Abr 07

Abstraction layers in computational semiotics

Tag: Computing, Signs and ReasoningJoaquim Anguas @ 6:11 pm

Computational semiotics is often related to semiosis or semantics, but less to pragamatics.

Within the area of study I am interested in, it is relevant how computational signs construct a meaning you can derive high level facts from. So semiosis, semantics, but pragmatics as well, are involved.

In computation, facts are observed by accessing data stored in computational means. Data is stored in different ways, but it generally materializes in the form of bits as the minimum sign unit.

Common storage media are hard disk drives, optical media or RAM-like. Those media store bits in different ways: a magnetic field on the coating of a disk, “holes” on the optical layer of a resin disk or electrons into memory cells.

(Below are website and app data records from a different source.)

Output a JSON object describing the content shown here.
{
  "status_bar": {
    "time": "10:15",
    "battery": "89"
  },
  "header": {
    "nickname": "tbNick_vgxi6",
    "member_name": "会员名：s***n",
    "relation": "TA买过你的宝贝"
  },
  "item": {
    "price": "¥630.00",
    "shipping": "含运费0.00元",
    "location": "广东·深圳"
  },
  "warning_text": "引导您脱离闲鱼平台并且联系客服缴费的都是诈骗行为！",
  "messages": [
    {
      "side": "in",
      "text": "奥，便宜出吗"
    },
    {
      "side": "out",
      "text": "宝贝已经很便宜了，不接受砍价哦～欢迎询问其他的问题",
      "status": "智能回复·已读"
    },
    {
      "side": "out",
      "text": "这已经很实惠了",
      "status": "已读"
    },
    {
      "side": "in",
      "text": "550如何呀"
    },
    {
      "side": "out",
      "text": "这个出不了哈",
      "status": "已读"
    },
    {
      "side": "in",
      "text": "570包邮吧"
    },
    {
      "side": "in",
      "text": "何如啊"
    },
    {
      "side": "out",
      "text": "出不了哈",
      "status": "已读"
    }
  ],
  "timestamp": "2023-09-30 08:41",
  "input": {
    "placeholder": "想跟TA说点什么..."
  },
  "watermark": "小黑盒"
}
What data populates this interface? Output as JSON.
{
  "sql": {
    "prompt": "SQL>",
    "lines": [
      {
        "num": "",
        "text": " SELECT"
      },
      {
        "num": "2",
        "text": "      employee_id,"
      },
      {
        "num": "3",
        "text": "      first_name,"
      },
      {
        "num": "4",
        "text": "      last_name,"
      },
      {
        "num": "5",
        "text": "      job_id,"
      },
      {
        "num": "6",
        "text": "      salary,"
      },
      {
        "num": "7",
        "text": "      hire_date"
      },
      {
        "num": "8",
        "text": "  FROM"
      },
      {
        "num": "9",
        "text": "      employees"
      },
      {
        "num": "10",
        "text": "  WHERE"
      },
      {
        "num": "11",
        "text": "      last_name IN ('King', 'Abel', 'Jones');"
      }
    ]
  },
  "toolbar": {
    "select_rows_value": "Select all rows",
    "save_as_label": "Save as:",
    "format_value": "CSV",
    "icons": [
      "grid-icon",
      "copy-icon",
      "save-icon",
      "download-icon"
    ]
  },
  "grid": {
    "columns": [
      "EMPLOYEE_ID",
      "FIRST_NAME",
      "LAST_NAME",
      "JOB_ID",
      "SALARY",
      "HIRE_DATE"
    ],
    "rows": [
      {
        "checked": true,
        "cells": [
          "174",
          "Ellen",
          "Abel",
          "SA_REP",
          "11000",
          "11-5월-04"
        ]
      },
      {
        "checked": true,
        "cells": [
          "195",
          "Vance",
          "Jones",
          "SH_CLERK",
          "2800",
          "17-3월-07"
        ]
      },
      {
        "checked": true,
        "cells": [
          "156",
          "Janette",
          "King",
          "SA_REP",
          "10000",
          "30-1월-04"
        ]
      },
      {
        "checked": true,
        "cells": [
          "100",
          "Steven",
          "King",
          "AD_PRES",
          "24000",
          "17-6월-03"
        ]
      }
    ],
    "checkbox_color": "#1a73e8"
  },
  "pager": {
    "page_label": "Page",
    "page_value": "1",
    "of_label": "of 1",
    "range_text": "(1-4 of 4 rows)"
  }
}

The equivalent of finding a cigarette butt in a crime scene would be to observe these signs directly. But we don’t use to get facts from this kind of signs.

Instead we get facts from much higher level interpretations of these signs. There are many translation and interpretation steps between these signs and what we observe. Every step involves reading and constructing signs (semiosis), extracting meaning of them within the context (semantics), and eventually deriving high level facts from them (pragmatics).

In subsequent posts I will analyze all this with more detail.